Extending the benefits of the National Concessionary Travel Scheme to rail travel across Scotland is a sensible suggestion, giving passengers greater freedom of choice, but not necessarily requiring an extra subsidy from the Scottish Government.
This is based on the two simple principles of the subsidy following the concessionary passenger (rather than unfairly discriminating against the train as a travel mode) and also the accepted reality that a passenger cannot be travelling on both bus and a train at the same time.
At present, bus operators in Scotland receive a subsidy payment of 67 per cent of the normal adult single fare for every concessionary passenger carried – at all times of the day, on any route, for any distance. Such a concessionary support subsidy should also be available (perhaps with judicious time or route restrictions) to the concessionary train traveller, who on production of the National Concessionary Travel Card, would have this ‘bus equivalent’ amount deducted from the normal rail fare.
Any topping-up payment required in the event of a higher rail fare would then be paid by the passenger if they felt such a smallish outlay was worthwhile for a generally superior form of travel.
First ScotRail and other train operators now have a very sophisticated fare information database into which they could easily include the bus fare subvention deductible from the cost of each concessionary rail ticket purchased. Smart-technology ticketing machines could achieve this transaction at a stroke and would open up a wide range of enhanced travel opportunities, particularly for longer distance journeys across Scotland.

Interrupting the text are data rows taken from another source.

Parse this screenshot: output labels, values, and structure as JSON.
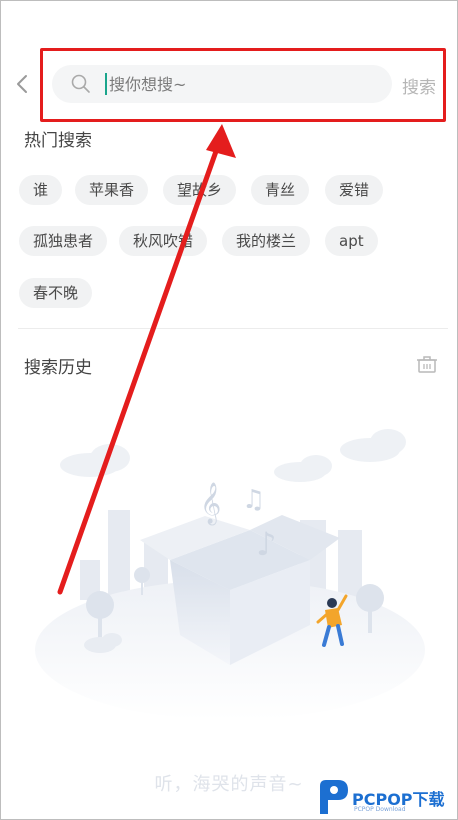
{
  "search": {
    "placeholder": "搜你想搜~",
    "action_label": "搜索"
  },
  "hot": {
    "title": "热门搜索",
    "tags": [
      "谁",
      "苹果香",
      "望故乡",
      "青丝",
      "爱错",
      "孤独患者",
      "秋风吹错",
      "我的楼兰",
      "apt",
      "春不晚"
    ]
  },
  "history": {
    "title": "搜索历史",
    "empty_slogan": "听，海哭的声音~"
  },
  "watermark": {
    "brand": "PCPOP下载",
    "sub": "PCPOP Download"
  },
  "colors": {
    "accent": "#1aa58c",
    "annotation_red": "#e41d1d"
  },
  "icons": {
    "back": "chevron-left-icon",
    "search": "search-icon",
    "clear_history": "trash-icon"
  }
}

Although this proposal would probably never match the absolutely ‘user-free’ cost of concessionary bus travel, it would certainly achieve a major reduction in the sky-high cost of rail fares for the concessionary traveller who is irrationally excluded from any benefits of the National Concessionary Travel Scheme (other than limited local authority rail ticket reductions, now under threat, in many instances).
Trial pilot schemes in selected areas of Scotland could easily be set up in early 2013 and, given their probable success, then extended throughout Scotland within the current expenditure context of the National Concessionary Travel Scheme.

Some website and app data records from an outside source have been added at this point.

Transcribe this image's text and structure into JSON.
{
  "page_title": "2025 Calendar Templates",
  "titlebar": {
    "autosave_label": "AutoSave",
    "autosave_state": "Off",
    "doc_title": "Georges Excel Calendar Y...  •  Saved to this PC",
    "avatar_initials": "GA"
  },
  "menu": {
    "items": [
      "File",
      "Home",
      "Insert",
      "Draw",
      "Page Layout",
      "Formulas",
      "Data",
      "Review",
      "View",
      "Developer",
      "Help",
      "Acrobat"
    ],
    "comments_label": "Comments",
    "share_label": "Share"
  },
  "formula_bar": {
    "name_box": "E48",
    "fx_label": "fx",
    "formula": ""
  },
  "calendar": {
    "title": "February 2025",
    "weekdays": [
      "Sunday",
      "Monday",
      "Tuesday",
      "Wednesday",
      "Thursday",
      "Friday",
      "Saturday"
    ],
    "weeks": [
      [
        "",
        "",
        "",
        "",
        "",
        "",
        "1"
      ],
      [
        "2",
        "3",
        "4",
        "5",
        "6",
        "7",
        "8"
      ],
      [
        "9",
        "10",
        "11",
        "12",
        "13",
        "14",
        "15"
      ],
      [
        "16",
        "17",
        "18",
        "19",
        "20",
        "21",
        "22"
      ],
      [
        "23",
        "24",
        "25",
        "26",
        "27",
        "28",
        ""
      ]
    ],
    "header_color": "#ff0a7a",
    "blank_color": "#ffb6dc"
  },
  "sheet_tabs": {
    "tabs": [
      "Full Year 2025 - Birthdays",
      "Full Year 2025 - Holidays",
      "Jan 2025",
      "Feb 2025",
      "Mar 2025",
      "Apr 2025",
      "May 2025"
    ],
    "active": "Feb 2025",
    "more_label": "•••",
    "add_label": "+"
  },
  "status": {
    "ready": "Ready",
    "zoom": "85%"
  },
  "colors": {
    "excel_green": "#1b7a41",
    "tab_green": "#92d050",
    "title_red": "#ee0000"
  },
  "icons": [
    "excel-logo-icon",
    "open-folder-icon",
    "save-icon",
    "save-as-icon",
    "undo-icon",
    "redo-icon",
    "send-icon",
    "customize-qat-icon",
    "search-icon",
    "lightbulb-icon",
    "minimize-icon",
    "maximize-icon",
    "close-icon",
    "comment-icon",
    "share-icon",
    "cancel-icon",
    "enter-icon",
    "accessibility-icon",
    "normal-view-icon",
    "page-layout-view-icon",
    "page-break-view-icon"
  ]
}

Given a continuation of this scheme, such fairer treatment for concessionary rail travellers should subsequently be embedded as an integral requirement of the 2014 ScotRail franchise specification.